PROVIDED DATA START

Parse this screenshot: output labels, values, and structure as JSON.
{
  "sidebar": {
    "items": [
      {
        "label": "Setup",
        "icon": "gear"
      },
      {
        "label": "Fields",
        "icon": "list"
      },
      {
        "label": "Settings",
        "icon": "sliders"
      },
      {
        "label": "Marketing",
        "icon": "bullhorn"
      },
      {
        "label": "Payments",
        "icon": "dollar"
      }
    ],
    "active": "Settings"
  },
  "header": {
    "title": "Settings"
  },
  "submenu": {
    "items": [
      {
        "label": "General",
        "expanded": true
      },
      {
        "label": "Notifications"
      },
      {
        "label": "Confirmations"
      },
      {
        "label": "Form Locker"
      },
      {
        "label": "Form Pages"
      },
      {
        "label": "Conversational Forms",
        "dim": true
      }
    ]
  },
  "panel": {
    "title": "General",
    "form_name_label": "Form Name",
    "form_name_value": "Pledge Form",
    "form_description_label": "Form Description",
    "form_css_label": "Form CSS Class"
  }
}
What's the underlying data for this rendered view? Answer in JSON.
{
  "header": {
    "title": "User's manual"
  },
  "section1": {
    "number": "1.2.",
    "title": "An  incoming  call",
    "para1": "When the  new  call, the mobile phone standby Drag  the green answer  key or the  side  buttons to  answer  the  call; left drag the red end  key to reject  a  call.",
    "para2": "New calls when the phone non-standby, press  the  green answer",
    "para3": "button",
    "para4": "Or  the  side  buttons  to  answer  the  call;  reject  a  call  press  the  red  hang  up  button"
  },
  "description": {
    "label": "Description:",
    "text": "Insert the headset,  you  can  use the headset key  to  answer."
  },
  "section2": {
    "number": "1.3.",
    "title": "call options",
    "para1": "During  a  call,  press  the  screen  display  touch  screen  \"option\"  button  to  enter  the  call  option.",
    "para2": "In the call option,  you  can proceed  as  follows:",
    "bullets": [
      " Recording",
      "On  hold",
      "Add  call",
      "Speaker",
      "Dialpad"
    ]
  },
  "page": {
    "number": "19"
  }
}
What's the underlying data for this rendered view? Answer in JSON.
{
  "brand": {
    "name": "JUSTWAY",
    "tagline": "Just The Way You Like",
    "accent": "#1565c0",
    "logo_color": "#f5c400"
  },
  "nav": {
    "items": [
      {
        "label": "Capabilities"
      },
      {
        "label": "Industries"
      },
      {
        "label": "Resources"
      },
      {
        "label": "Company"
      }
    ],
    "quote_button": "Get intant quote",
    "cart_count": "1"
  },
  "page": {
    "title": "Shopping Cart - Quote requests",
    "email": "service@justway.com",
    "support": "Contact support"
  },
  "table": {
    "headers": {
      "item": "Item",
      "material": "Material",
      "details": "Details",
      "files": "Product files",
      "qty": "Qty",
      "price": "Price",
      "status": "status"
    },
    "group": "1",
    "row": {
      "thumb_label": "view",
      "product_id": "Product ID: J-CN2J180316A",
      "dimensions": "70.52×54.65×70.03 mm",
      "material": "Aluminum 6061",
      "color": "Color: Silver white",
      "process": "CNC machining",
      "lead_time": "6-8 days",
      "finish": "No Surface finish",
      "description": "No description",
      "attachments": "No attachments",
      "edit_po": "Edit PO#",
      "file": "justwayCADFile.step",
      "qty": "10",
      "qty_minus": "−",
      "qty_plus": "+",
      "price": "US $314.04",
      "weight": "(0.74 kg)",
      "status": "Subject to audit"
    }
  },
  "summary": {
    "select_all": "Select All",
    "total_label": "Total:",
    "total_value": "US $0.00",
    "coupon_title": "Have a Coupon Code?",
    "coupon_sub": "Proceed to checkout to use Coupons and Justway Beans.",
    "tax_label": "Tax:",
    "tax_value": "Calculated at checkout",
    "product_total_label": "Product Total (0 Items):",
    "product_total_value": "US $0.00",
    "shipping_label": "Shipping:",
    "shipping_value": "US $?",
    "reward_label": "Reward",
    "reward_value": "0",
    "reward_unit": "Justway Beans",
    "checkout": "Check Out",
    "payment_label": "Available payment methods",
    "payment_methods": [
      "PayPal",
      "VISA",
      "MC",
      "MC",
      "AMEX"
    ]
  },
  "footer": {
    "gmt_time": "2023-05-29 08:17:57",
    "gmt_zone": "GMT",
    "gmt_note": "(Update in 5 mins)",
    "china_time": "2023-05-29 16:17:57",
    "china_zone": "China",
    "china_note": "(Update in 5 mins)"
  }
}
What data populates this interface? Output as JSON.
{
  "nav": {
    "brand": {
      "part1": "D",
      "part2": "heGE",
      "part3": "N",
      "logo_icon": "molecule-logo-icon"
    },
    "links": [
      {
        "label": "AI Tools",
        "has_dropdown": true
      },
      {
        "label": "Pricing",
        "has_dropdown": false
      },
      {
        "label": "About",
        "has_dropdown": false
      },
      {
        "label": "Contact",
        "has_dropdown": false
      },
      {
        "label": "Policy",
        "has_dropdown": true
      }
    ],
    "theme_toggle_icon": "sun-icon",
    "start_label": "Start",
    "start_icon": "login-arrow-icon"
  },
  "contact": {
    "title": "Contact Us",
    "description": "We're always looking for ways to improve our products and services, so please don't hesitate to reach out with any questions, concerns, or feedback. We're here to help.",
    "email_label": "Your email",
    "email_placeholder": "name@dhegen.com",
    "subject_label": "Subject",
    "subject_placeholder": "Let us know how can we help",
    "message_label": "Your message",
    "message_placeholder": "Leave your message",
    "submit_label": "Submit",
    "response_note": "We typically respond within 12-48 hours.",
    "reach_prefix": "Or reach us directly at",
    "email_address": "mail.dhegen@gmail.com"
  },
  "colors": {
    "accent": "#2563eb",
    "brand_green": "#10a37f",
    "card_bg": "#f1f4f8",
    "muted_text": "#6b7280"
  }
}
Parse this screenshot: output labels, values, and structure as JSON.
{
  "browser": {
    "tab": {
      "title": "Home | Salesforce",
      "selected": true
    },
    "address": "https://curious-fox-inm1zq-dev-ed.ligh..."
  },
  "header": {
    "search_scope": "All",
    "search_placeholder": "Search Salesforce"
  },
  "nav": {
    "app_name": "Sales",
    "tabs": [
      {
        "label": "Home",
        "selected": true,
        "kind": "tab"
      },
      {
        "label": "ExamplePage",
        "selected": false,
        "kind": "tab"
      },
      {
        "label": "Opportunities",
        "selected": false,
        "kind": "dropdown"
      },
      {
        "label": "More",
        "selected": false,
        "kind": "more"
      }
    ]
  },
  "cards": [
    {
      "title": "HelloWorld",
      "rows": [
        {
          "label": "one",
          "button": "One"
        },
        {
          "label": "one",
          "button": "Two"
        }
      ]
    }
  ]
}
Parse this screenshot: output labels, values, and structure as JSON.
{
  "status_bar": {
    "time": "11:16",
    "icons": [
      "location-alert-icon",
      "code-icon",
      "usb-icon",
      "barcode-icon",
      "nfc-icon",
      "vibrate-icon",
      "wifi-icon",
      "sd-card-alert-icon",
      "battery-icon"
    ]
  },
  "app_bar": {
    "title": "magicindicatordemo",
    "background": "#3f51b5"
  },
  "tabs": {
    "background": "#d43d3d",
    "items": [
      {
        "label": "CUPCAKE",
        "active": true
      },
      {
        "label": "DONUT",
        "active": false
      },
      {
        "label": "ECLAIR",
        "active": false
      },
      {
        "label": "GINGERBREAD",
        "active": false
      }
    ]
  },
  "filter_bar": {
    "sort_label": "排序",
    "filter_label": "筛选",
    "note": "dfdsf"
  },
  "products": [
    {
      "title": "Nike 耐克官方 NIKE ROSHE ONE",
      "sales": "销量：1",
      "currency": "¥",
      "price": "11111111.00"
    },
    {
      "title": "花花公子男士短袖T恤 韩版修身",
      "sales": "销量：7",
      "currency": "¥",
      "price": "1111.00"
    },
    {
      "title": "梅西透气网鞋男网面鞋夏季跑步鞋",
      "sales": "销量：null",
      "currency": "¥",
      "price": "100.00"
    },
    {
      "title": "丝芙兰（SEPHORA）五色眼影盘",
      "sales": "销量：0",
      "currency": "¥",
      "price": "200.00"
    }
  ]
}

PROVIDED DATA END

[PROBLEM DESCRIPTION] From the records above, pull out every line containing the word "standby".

[YOUR RESPONSE]
    "para1": "When the  new  call, the mobile phone standby Drag  the green answer  key or the  side  buttons to  answer  the  call; left drag the red end  key to reject  a  call.",
    "para2": "New calls when the phone non-standby, press  the  green answer",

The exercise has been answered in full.